-- Data for analysis follows --
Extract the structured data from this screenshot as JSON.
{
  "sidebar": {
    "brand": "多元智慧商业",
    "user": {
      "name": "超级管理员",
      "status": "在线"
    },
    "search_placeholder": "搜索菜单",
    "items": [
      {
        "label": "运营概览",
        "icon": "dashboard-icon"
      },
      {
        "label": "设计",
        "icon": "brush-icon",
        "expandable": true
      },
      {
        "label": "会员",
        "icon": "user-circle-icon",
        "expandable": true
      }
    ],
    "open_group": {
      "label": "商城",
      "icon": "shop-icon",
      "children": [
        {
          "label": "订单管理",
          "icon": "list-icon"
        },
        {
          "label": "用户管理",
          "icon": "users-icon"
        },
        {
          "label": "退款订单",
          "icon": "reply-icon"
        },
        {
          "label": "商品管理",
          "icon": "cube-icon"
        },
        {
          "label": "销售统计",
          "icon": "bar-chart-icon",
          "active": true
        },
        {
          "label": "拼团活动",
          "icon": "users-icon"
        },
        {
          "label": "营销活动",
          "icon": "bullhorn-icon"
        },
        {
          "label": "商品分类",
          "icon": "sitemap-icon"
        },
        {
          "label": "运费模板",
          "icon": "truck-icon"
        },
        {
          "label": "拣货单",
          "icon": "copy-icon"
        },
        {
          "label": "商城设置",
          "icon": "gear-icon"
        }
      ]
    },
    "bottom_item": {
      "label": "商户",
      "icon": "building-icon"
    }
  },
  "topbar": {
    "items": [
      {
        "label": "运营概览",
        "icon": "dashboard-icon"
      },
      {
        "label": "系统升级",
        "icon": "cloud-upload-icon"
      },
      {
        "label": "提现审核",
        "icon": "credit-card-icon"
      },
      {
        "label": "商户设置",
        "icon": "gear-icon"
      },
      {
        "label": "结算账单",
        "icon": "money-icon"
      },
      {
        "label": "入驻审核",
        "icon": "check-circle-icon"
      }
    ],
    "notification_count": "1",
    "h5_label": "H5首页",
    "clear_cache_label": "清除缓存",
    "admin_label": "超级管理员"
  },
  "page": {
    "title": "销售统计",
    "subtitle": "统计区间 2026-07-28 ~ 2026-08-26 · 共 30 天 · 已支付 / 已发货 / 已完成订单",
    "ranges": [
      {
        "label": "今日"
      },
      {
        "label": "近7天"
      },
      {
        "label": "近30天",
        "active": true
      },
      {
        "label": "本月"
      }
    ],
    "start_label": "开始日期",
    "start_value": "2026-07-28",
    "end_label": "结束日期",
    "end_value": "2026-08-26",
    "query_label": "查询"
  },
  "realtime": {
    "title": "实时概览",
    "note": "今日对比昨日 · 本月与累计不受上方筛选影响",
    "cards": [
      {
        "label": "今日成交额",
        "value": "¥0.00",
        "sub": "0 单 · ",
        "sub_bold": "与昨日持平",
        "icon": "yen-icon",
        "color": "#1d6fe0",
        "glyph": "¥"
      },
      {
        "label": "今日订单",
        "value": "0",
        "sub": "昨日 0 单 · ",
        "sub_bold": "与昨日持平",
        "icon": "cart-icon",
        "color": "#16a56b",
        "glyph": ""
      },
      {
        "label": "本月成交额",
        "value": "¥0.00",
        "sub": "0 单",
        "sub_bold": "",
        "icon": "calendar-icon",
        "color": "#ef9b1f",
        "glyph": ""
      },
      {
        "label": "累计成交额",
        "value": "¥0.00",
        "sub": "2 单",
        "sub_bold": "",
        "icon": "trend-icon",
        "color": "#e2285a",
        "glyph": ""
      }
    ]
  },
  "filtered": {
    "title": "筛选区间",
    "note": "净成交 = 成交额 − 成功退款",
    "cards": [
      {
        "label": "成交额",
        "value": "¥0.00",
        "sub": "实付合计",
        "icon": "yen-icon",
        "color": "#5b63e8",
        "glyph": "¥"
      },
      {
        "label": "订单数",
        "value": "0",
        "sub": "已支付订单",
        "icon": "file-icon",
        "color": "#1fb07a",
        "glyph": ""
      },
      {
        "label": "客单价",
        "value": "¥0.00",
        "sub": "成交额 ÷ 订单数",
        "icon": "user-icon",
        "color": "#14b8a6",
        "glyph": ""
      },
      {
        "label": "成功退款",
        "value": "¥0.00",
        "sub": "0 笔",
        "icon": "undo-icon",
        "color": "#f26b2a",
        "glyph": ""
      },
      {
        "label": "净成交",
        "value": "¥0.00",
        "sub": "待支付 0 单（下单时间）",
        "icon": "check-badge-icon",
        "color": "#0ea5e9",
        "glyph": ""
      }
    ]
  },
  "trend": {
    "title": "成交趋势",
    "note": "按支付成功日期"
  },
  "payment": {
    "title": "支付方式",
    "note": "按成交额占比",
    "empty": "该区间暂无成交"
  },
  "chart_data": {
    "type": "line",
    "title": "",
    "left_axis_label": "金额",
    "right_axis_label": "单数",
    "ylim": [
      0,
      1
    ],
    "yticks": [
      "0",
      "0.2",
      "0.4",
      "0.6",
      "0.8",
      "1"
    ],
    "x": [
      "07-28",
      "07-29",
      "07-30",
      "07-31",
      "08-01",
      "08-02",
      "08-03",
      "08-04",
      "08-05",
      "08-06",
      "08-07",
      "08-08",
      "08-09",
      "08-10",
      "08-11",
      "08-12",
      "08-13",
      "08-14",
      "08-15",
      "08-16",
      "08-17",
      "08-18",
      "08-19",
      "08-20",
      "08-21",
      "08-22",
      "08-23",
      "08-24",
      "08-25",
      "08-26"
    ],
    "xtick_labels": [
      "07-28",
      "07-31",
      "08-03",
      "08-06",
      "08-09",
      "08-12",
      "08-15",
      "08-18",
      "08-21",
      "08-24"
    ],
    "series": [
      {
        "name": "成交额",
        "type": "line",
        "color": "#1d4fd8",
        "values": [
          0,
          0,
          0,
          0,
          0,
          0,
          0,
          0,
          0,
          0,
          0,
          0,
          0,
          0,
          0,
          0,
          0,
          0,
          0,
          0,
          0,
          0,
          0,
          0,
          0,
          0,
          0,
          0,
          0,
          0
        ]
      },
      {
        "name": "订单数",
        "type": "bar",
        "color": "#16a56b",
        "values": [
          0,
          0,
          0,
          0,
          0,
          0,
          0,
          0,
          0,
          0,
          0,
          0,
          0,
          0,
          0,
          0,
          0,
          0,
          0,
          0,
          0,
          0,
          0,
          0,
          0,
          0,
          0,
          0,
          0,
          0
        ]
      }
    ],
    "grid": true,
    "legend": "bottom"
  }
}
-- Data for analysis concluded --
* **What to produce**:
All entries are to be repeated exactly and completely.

* **Reply to the exercise**:
Extract the structured data from this screenshot as JSON.
{
  "sidebar": {
    "brand": "多元智慧商业",
    "user": {
      "name": "超级管理员",
      "status": "在线"
    },
    "search_placeholder": "搜索菜单",
    "items": [
      {
        "label": "运营概览",
        "icon": "dashboard-icon"
      },
      {
        "label": "设计",
        "icon": "brush-icon",
        "expandable": true
      },
      {
        "label": "会员",
        "icon": "user-circle-icon",
        "expandable": true
      }
    ],
    "open_group": {
      "label": "商城",
      "icon": "shop-icon",
      "children": [
        {
          "label": "订单管理",
          "icon": "list-icon"
        },
        {
          "label": "用户管理",
          "icon": "users-icon"
        },
        {
          "label": "退款订单",
          "icon": "reply-icon"
        },
        {
          "label": "商品管理",
          "icon": "cube-icon"
        },
        {
          "label": "销售统计",
          "icon": "bar-chart-icon",
          "active": true
        },
        {
          "label": "拼团活动",
          "icon": "users-icon"
        },
        {
          "label": "营销活动",
          "icon": "bullhorn-icon"
        },
        {
          "label": "商品分类",
          "icon": "sitemap-icon"
        },
        {
          "label": "运费模板",
          "icon": "truck-icon"
        },
        {
          "label": "拣货单",
          "icon": "copy-icon"
        },
        {
          "label": "商城设置",
          "icon": "gear-icon"
        }
      ]
    },
    "bottom_item": {
      "label": "商户",
      "icon": "building-icon"
    }
  },
  "topbar": {
    "items": [
      {
        "label": "运营概览",
        "icon": "dashboard-icon"
      },
      {
        "label": "系统升级",
        "icon": "cloud-upload-icon"
      },
      {
        "label": "提现审核",
        "icon": "credit-card-icon"
      },
      {
        "label": "商户设置",
        "icon": "gear-icon"
      },
      {
        "label": "结算账单",
        "icon": "money-icon"
      },
      {
        "label": "入驻审核",
        "icon": "check-circle-icon"
      }
    ],
    "notification_count": "1",
    "h5_label": "H5首页",
    "clear_cache_label": "清除缓存",
    "admin_label": "超级管理员"
  },
  "page": {
    "title": "销售统计",
    "subtitle": "统计区间 2026-07-28 ~ 2026-08-26 · 共 30 天 · 已支付 / 已发货 / 已完成订单",
    "ranges": [
      {
        "label": "今日"
      },
      {
        "label": "近7天"
      },
      {
        "label": "近30天",
        "active": true
      },
      {
        "label": "本月"
      }
    ],
    "start_label": "开始日期",
    "start_value": "2026-07-28",
    "end_label": "结束日期",
    "end_value": "2026-08-26",
    "query_label": "查询"
  },
  "realtime": {
    "title": "实时概览",
    "note": "今日对比昨日 · 本月与累计不受上方筛选影响",
    "cards": [
      {
        "label": "今日成交额",
        "value": "¥0.00",
        "sub": "0 单 · ",
        "sub_bold": "与昨日持平",
        "icon": "yen-icon",
        "color": "#1d6fe0",
        "glyph": "¥"
      },
      {
        "label": "今日订单",
        "value": "0",
        "sub": "昨日 0 单 · ",
        "sub_bold": "与昨日持平",
        "icon": "cart-icon",
        "color": "#16a56b",
        "glyph": ""
      },
      {
        "label": "本月成交额",
        "value": "¥0.00",
        "sub": "0 单",
        "sub_bold": "",
        "icon": "calendar-icon",
        "color": "#ef9b1f",
        "glyph": ""
      },
      {
        "label": "累计成交额",
        "value": "¥0.00",
        "sub": "2 单",
        "sub_bold": "",
        "icon": "trend-icon",
        "color": "#e2285a",
        "glyph": ""
      }
    ]
  },
  "filtered": {
    "title": "筛选区间",
    "note": "净成交 = 成交额 − 成功退款",
    "cards": [
      {
        "label": "成交额",
        "value": "¥0.00",
        "sub": "实付合计",
        "icon": "yen-icon",
        "color": "#5b63e8",
        "glyph": "¥"
      },
      {
        "label": "订单数",
        "value": "0",
        "sub": "已支付订单",
        "icon": "file-icon",
        "color": "#1fb07a",
        "glyph": ""
      },
      {
        "label": "客单价",
        "value": "¥0.00",
        "sub": "成交额 ÷ 订单数",
        "icon": "user-icon",
        "color": "#14b8a6",
        "glyph": ""
      },
      {
        "label": "成功退款",
        "value": "¥0.00",
        "sub": "0 笔",
        "icon": "undo-icon",
        "color": "#f26b2a",
        "glyph": ""
      },
      {
        "label": "净成交",
        "value": "¥0.00",
        "sub": "待支付 0 单（下单时间）",
        "icon": "check-badge-icon",
        "color": "#0ea5e9",
        "glyph": ""
      }
    ]
  },
  "trend": {
    "title": "成交趋势",
    "note": "按支付成功日期"
  },
  "payment": {
    "title": "支付方式",
    "note": "按成交额占比",
    "empty": "该区间暂无成交"
  },
  "chart_data": {
    "type": "line",
    "title": "",
    "left_axis_label": "金额",
    "right_axis_label": "单数",
    "ylim": [
      0,
      1
    ],
    "yticks": [
      "0",
      "0.2",
      "0.4",
      "0.6",
      "0.8",
      "1"
    ],
    "x": [
      "07-28",
      "07-29",
      "07-30",
      "07-31",
      "08-01",
      "08-02",
      "08-03",
      "08-04",
      "08-05",
      "08-06",
      "08-07",
      "08-08",
      "08-09",
      "08-10",
      "08-11",
      "08-12",
      "08-13",
      "08-14",
      "08-15",
      "08-16",
      "08-17",
      "08-18",
      "08-19",
      "08-20",
      "08-21",
      "08-22",
      "08-23",
      "08-24",
      "08-25",
      "08-26"
    ],
    "xtick_labels": [
      "07-28",
      "07-31",
      "08-03",
      "08-06",
      "08-09",
      "08-12",
      "08-15",
      "08-18",
      "08-21",
      "08-24"
    ],
    "series": [
      {
        "name": "成交额",
        "type": "line",
        "color": "#1d4fd8",
        "values": [
          0,
          0,
          0,
          0,
          0,
          0,
          0,
          0,
          0,
          0,
          0,
          0,
          0,
          0,
          0,
          0,
          0,
          0,
          0,
          0,
          0,
          0,
          0,
          0,
          0,
          0,
          0,
          0,
          0,
          0
        ]
      },
      {
        "name": "订单数",
        "type": "bar",
        "color": "#16a56b",
        "values": [
          0,
          0,
          0,
          0,
          0,
          0,
          0,
          0,
          0,
          0,
          0,
          0,
          0,
          0,
          0,
          0,
          0,
          0,
          0,
          0,
          0,
          0,
          0,
          0,
          0,
          0,
          0,
          0,
          0,
          0
        ]
      }
    ],
    "grid": true,
    "legend": "bottom"
  }
}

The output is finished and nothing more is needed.